My pet peeves center on grammar and word-usage. I feel uncomfortable about them, yet I revel in them. Many years ago I was chastened when criticized for laughing at someone’s mispronunciation of a particular word. I’ve long since forgotten the word, but it was pointed out that those who mispronounce words often do so because they read, never having heard the word in spoken English. In the same vein, is recoiling in feigned horror or laughing at “improper” grammar or word usage equally elitist?
Or is it innate in my mental makeup? Surely, it exercises the intellect – for example, when I’m attempting to determine whether someone’s usage of “me” instead of “I” is correct, particularly in a convoluted or recursive sentence featuring one or more embedded phrases and clauses. I enjoy figuring out what is the subject, the object, and which verb is controlling. The same mental gymnastics are required when trying to figure out the meaning of “I couldn’ fail to disagree less.”
Having apologized for what can be termed misplaced elitism, if such a thing exists, here are three of my linguistic Pet Peeves:
“Exact same”. I claim ownership of this one, as I’ve not seen discussions of this term anywhere else. “Exact” and “same” are adjectives. I don’t know what an “exact” thing is. Is it measured with a micrometer? Is there something precise about it? I understand “exactly the same thing,” where “exactly” is the adverb it should be. I’m at a loss as to what an “exact same thing” is. Recently, I reviewed a brief where the drafter made the point that a law firm had filed virtually the same brief in half a dozen cases, characterizing them as “near identical” briefs. I suggested changing the characterization to “nearly identical”, observing that the brief was “near” only if he’d printed it out and held it close to his glasses. He wrote back generally agreeing, but cited several published California appellate cases where the courts, surely aided by crack law clerks with Order of the Coif credentials, had used the exact same phrase. (Whoops.) To humor me, the brief was filed using “nearly identical” to describe the similarities.
“Chaise Lounge”. This is a corruption of the correct “chaise longue”, from French.

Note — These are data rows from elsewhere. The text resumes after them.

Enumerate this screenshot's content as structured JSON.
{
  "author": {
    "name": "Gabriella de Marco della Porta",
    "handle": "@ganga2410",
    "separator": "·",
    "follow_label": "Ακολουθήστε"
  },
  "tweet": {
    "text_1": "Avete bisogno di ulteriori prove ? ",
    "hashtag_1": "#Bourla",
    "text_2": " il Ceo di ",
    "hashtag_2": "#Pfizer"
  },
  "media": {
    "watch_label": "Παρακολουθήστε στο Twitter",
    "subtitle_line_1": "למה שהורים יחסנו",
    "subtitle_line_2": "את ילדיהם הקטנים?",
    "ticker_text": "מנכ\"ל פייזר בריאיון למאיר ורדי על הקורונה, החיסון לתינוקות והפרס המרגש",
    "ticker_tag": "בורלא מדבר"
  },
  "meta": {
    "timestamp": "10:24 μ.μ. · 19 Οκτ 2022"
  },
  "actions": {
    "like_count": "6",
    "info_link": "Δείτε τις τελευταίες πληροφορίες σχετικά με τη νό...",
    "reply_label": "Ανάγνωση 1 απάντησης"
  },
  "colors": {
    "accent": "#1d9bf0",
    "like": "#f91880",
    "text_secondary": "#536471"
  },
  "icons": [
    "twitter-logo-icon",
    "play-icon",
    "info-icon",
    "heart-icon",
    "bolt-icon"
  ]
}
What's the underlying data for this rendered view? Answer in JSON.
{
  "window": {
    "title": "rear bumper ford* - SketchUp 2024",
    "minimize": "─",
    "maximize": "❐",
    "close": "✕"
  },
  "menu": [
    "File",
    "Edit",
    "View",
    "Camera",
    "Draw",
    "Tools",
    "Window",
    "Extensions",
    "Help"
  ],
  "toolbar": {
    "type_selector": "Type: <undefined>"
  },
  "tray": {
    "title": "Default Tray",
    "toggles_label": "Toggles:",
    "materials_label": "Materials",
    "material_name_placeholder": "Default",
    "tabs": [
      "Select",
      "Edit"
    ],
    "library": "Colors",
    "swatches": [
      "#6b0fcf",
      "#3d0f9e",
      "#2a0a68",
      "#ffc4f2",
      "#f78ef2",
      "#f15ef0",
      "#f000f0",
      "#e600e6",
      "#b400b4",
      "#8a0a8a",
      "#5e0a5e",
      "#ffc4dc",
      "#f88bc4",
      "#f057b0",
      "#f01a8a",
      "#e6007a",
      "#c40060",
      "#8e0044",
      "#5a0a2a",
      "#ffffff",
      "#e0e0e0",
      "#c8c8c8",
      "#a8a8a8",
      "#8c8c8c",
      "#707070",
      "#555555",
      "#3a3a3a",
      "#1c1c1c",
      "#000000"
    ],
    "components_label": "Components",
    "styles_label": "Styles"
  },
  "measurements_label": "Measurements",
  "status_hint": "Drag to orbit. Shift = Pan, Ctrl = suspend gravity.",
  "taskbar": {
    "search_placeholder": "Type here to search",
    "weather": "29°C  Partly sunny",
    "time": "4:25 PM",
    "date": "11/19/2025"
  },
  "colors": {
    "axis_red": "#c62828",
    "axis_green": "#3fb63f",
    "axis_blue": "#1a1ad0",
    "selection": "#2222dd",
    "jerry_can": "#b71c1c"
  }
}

When I see this, I think of “lounging” in an airport lounge waiting for a flight, rather than the reclining seat next to the pool at the resort I wish were the termination of my flight. Merriam-Webster online suggests that English speakers were more comfortable importing this French term for a “long chair” as “lounge” because they wanted a word with spelling they knew and unambiguous pronunciation. I dunno. I once pointed out to a newspaper columnist his error in a column he wrote. He, an adherent to the belief that proper English is that which the people speak, acknowledged the etymology of the word, but disputed that he’d made an error.
Finally, “Nonplussed.” My favorite, because its common (incorrect?) meaning is the one almost universally used by current American writers, and it is used to convey the near opposite (whoops again) of the original meaning. I’ve never heard anyone say “nonplussed” in ordinary speech, but it comes up often in opinion columns and other popular writing. The original meaning, “Astonished to the point of being unable to speak”, or loosely, “perplexed or unsure of what to say” also comes from French, non plus or “nothing more.” Now, in this country, at least, it signifies a state of being unimpressed, as in “I was nonplussed by the candidate’s speech.”
The nicely perverse consequence of pet peeves like this is that the more widespread the error, the more proper its usage becomes. In France, I believe there’s a commission that certifies acceptable words. English speakers, of course, wouldn’t put up with nonsense like that. We’d be nonplussed by their suggestions.